Pick every line with "icon" from the material below.

'''

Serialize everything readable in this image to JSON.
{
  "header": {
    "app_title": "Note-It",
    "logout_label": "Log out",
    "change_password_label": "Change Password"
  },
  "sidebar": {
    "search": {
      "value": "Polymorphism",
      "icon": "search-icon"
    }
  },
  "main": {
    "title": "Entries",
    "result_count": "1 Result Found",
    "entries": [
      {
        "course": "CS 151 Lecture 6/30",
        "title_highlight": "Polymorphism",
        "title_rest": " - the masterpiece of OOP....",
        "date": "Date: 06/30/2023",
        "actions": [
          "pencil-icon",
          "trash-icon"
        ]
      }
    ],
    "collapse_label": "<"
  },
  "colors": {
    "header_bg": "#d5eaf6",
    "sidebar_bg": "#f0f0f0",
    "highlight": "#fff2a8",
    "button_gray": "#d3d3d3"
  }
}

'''
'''

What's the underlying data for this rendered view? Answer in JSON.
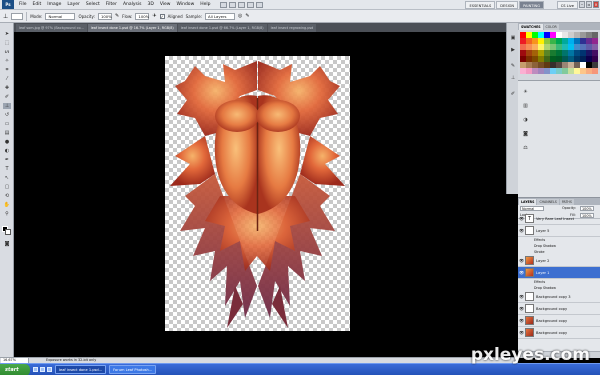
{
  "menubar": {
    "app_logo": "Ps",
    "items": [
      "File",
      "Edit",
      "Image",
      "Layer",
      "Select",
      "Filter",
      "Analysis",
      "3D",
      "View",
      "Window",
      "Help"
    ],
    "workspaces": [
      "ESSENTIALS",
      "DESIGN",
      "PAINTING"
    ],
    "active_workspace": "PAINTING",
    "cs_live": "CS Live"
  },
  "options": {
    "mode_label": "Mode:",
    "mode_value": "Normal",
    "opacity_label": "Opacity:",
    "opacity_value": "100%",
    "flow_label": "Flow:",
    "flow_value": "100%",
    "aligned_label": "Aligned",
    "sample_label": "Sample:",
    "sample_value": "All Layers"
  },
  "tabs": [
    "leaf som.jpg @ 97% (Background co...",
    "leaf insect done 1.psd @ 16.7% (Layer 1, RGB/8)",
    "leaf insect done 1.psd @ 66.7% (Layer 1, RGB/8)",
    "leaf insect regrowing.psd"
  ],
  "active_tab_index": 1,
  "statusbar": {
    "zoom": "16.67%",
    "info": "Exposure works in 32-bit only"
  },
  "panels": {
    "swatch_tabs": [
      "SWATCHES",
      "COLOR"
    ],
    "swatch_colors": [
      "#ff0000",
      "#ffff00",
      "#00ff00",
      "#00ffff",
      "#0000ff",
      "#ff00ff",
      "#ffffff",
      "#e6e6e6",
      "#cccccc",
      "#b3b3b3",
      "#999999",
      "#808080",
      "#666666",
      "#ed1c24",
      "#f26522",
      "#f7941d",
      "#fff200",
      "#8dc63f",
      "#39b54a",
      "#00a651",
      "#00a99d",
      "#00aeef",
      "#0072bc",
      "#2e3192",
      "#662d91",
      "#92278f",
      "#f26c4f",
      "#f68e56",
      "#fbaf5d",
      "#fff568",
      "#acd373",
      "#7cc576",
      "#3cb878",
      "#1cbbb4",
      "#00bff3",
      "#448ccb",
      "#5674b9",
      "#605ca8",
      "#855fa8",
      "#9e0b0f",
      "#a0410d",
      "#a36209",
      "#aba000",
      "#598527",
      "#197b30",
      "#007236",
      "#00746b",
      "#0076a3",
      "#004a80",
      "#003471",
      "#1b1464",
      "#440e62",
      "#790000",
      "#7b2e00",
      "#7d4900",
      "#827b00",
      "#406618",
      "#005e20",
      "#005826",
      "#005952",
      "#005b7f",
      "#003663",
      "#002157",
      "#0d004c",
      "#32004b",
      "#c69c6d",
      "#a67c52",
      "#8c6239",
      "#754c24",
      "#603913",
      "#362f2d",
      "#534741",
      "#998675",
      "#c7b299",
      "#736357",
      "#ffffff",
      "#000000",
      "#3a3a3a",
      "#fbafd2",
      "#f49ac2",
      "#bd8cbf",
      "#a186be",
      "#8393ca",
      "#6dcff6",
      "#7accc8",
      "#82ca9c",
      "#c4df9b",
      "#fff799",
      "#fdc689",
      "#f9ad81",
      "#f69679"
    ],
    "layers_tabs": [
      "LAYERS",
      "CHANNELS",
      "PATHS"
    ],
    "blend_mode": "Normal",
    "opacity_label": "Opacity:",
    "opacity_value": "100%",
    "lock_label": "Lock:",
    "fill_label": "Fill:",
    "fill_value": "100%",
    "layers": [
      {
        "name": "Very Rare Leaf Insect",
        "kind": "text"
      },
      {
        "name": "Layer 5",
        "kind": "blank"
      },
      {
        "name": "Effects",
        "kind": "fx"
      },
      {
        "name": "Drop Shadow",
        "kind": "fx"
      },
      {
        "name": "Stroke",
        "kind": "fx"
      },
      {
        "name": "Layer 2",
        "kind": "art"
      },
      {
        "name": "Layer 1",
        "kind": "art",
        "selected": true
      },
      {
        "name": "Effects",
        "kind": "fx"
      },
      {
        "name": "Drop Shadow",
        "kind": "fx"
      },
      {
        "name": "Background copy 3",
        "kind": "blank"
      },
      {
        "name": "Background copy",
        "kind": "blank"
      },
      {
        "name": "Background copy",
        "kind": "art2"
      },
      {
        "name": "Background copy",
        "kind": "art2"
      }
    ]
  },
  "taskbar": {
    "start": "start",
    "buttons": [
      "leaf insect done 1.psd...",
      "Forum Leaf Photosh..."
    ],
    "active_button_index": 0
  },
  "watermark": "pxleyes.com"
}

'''

SOLUTION TO THIS TASK —
      "icon": "search-icon"
          "pencil-icon",
          "trash-icon"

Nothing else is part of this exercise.